[Opening TASK MATERIAL section]

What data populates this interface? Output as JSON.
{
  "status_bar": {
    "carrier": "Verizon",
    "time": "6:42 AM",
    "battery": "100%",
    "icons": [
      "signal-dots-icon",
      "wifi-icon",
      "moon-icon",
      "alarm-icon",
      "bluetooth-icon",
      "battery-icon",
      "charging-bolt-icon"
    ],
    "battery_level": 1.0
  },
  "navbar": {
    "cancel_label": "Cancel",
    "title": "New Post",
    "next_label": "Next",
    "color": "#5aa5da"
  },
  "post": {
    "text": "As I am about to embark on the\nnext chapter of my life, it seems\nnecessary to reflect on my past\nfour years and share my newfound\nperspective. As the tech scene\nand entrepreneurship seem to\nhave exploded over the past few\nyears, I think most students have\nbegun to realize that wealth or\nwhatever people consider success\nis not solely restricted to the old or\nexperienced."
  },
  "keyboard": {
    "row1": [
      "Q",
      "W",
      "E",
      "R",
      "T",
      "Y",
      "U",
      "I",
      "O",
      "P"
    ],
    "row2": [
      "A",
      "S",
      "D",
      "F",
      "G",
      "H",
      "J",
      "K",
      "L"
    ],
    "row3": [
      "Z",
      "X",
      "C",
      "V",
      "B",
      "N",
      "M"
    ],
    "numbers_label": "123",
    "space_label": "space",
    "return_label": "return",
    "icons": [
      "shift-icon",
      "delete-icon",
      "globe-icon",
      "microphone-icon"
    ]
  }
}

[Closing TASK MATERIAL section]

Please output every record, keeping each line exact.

* EXERCISE RESPONSE:
What data populates this interface? Output as JSON.
{
  "status_bar": {
    "carrier": "Verizon",
    "time": "6:42 AM",
    "battery": "100%",
    "icons": [
      "signal-dots-icon",
      "wifi-icon",
      "moon-icon",
      "alarm-icon",
      "bluetooth-icon",
      "battery-icon",
      "charging-bolt-icon"
    ],
    "battery_level": 1.0
  },
  "navbar": {
    "cancel_label": "Cancel",
    "title": "New Post",
    "next_label": "Next",
    "color": "#5aa5da"
  },
  "post": {
    "text": "As I am about to embark on the\nnext chapter of my life, it seems\nnecessary to reflect on my past\nfour years and share my newfound\nperspective. As the tech scene\nand entrepreneurship seem to\nhave exploded over the past few\nyears, I think most students have\nbegun to realize that wealth or\nwhatever people consider success\nis not solely restricted to the old or\nexperienced."
  },
  "keyboard": {
    "row1": [
      "Q",
      "W",
      "E",
      "R",
      "T",
      "Y",
      "U",
      "I",
      "O",
      "P"
    ],
    "row2": [
      "A",
      "S",
      "D",
      "F",
      "G",
      "H",
      "J",
      "K",
      "L"
    ],
    "row3": [
      "Z",
      "X",
      "C",
      "V",
      "B",
      "N",
      "M"
    ],
    "numbers_label": "123",
    "space_label": "space",
    "return_label": "return",
    "icons": [
      "shift-icon",
      "delete-icon",
      "globe-icon",
      "microphone-icon"
    ]
  }
}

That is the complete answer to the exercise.